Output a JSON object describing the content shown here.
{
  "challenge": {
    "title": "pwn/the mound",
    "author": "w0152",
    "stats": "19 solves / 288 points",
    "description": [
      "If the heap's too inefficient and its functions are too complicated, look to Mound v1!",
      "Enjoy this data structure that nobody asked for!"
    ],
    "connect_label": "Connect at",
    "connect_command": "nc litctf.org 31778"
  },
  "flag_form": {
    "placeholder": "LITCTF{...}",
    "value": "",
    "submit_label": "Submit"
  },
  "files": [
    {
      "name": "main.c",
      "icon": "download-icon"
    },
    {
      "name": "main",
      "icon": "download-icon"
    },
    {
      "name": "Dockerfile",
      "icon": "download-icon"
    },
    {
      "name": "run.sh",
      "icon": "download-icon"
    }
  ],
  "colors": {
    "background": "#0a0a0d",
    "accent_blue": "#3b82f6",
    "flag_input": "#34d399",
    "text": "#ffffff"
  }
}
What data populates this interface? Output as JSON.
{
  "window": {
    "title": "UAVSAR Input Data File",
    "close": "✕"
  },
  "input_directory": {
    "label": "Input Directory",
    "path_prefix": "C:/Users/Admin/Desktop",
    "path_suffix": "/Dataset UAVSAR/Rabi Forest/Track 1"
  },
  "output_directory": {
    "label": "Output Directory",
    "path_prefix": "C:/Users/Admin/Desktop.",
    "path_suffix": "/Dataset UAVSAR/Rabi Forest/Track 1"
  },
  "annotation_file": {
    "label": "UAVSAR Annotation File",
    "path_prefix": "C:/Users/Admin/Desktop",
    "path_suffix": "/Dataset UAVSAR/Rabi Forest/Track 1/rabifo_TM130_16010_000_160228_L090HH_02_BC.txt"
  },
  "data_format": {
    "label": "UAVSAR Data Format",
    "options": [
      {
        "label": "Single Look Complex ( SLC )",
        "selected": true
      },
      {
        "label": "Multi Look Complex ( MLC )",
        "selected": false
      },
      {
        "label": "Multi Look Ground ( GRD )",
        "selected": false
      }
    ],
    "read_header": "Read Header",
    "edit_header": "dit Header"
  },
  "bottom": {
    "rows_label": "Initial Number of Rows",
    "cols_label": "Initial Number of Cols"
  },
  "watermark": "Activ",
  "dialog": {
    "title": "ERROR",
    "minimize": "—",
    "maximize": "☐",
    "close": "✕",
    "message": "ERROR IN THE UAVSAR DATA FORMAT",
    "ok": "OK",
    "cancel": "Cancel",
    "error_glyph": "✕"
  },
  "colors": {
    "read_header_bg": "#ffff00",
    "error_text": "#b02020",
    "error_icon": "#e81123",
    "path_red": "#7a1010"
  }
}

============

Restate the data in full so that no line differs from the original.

Output a JSON object describing the content shown here.
{
  "challenge": {
    "title": "pwn/the mound",
    "author": "w0152",
    "stats": "19 solves / 288 points",
    "description": [
      "If the heap's too inefficient and its functions are too complicated, look to Mound v1!",
      "Enjoy this data structure that nobody asked for!"
    ],
    "connect_label": "Connect at",
    "connect_command": "nc litctf.org 31778"
  },
  "flag_form": {
    "placeholder": "LITCTF{...}",
    "value": "",
    "submit_label": "Submit"
  },
  "files": [
    {
      "name": "main.c",
      "icon": "download-icon"
    },
    {
      "name": "main",
      "icon": "download-icon"
    },
    {
      "name": "Dockerfile",
      "icon": "download-icon"
    },
    {
      "name": "run.sh",
      "icon": "download-icon"
    }
  ],
  "colors": {
    "background": "#0a0a0d",
    "accent_blue": "#3b82f6",
    "flag_input": "#34d399",
    "text": "#ffffff"
  }
}
What data populates this interface? Output as JSON.
{
  "window": {
    "title": "UAVSAR Input Data File",
    "close": "✕"
  },
  "input_directory": {
    "label": "Input Directory",
    "path_prefix": "C:/Users/Admin/Desktop",
    "path_suffix": "/Dataset UAVSAR/Rabi Forest/Track 1"
  },
  "output_directory": {
    "label": "Output Directory",
    "path_prefix": "C:/Users/Admin/Desktop.",
    "path_suffix": "/Dataset UAVSAR/Rabi Forest/Track 1"
  },
  "annotation_file": {
    "label": "UAVSAR Annotation File",
    "path_prefix": "C:/Users/Admin/Desktop",
    "path_suffix": "/Dataset UAVSAR/Rabi Forest/Track 1/rabifo_TM130_16010_000_160228_L090HH_02_BC.txt"
  },
  "data_format": {
    "label": "UAVSAR Data Format",
    "options": [
      {
        "label": "Single Look Complex ( SLC )",
        "selected": true
      },
      {
        "label": "Multi Look Complex ( MLC )",
        "selected": false
      },
      {
        "label": "Multi Look Ground ( GRD )",
        "selected": false
      }
    ],
    "read_header": "Read Header",
    "edit_header": "dit Header"
  },
  "bottom": {
    "rows_label": "Initial Number of Rows",
    "cols_label": "Initial Number of Cols"
  },
  "watermark": "Activ",
  "dialog": {
    "title": "ERROR",
    "minimize": "—",
    "maximize": "☐",
    "close": "✕",
    "message": "ERROR IN THE UAVSAR DATA FORMAT",
    "ok": "OK",
    "cancel": "Cancel",
    "error_glyph": "✕"
  },
  "colors": {
    "read_header_bg": "#ffff00",
    "error_text": "#b02020",
    "error_icon": "#e81123",
    "path_red": "#7a1010"
  }
}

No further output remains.